Snow Is Coming: How To Reduce Glare And Keep Your Eyes Safe While Driving  

Most drivers who live in areas that experience cold weather for at least part of the year have experienced temporary snow blindness, and the fact that this condition is common doesn’t make it any less terrifying. When the sun and the snow come together to form a glare, it can be impossible for your eyes to focus on the road ahead due to the sudden influx of incredibly bright light. Here, we’ll go over some steps that you can take to stay safe with the snowy season just around the corner.

First, know what you’re up against. Early morning and late afternoon tend to be the worst times of day for snow blindness. If you can avoid driving at these times after snow has blanketed the ground, do so. If you must drive during these times when there’s snow on the ground, be sure to keep in mind that snow blindness is likely to occur.

Think about investing in a pair of polarized glasses. Often used by fishermen, these go a long way in helping to protect your eyes from strong rays. While you don’t need to wear these all the time when you’re driving, they may be helpful on especially sunny winter days when it comes to helping you stay focused despite a strong glare.

Don’t forget to utilize your sun visor. While it seems obvious, it’s easy to get focused on squinting at the road and forget to lower your visor. Putting your visor down as soon as you notice that the sun is especially strong can be helpful in reducing glare, even if the sun isn’t shining directly into your eyes.

Remember, you’re not the only one on the road who may be experiencing snow glare. Slow down and leave extra room between yourself and other vehicles. Keep an eye out for cars that aren’t following the rules of the road, and give them extra room, knowing that the driver may be struggling to see.
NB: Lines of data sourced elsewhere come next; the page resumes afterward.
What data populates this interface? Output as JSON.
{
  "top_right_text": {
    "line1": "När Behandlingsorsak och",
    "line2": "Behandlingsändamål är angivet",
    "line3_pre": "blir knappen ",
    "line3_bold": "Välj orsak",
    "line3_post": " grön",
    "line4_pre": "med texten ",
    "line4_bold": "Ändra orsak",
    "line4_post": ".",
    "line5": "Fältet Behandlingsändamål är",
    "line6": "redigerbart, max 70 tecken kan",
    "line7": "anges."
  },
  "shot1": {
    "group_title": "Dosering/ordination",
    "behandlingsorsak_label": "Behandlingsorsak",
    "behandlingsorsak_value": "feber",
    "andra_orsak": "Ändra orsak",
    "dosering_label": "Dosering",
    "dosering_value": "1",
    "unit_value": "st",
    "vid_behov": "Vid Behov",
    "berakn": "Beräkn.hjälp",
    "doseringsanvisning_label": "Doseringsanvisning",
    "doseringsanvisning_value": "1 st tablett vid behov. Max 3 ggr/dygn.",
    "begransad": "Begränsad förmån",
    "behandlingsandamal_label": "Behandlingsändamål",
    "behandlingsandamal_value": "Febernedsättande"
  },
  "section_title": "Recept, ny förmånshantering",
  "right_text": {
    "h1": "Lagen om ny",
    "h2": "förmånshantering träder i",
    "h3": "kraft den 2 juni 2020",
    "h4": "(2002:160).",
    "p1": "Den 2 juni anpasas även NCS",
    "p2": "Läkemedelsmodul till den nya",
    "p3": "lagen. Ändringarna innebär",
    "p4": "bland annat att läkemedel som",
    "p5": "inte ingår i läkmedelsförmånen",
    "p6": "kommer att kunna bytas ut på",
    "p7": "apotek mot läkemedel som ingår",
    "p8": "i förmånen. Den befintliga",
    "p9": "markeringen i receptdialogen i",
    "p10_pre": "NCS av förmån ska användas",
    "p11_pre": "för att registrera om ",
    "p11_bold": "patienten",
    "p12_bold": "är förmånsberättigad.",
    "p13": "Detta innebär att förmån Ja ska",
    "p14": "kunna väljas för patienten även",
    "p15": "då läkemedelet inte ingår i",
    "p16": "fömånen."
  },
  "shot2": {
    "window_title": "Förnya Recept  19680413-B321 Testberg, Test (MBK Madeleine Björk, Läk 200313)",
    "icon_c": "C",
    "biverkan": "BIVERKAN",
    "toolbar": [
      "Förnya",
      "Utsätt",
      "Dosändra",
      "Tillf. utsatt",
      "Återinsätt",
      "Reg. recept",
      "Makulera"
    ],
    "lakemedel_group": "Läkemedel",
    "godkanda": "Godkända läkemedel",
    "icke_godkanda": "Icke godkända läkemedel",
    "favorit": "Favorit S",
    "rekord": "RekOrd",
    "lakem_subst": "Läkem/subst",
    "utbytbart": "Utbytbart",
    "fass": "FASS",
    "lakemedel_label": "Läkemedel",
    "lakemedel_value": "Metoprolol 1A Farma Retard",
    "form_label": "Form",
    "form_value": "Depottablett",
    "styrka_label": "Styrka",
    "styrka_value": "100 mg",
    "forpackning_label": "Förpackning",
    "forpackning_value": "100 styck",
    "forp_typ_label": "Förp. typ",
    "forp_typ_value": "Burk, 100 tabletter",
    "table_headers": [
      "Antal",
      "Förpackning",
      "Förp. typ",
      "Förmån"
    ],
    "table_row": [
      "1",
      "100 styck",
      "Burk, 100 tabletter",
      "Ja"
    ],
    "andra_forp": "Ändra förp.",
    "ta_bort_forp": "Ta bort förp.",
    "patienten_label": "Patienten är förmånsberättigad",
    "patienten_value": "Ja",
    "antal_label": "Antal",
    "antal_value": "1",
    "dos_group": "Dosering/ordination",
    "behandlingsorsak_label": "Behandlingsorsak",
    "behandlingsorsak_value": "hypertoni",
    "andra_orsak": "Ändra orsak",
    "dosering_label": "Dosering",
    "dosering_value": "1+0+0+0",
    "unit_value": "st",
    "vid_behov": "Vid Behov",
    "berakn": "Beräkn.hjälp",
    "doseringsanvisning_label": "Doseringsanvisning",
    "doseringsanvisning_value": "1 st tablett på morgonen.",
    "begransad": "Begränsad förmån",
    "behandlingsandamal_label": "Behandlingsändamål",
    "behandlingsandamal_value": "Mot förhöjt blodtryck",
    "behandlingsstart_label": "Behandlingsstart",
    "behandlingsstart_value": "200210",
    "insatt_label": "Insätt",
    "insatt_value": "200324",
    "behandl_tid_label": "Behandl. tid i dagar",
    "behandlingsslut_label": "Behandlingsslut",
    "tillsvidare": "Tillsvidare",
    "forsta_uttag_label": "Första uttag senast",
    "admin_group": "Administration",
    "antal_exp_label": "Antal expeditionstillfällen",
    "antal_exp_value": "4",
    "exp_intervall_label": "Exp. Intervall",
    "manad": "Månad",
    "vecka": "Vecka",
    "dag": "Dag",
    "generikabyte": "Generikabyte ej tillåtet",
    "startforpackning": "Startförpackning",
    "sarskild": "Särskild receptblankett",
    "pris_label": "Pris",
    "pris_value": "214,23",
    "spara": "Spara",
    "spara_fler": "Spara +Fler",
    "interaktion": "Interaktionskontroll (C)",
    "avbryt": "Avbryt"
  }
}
In addition to providing extra room between yourself and other vehicles, it’s also a good idea to turn your headlights on. This can seem counterintuitive when it comes to dealing with glare but doing so will make your vehicle far more visible to others, decreasing the likelihood of an accident.

You also may want to talk to your eye care professional about getting an anti-reflective, or AR, coating for glasses, if you wear them for vision correction. This can help to keep your eyes safe while also allowing you to see more clearly when there’s a high level of glare.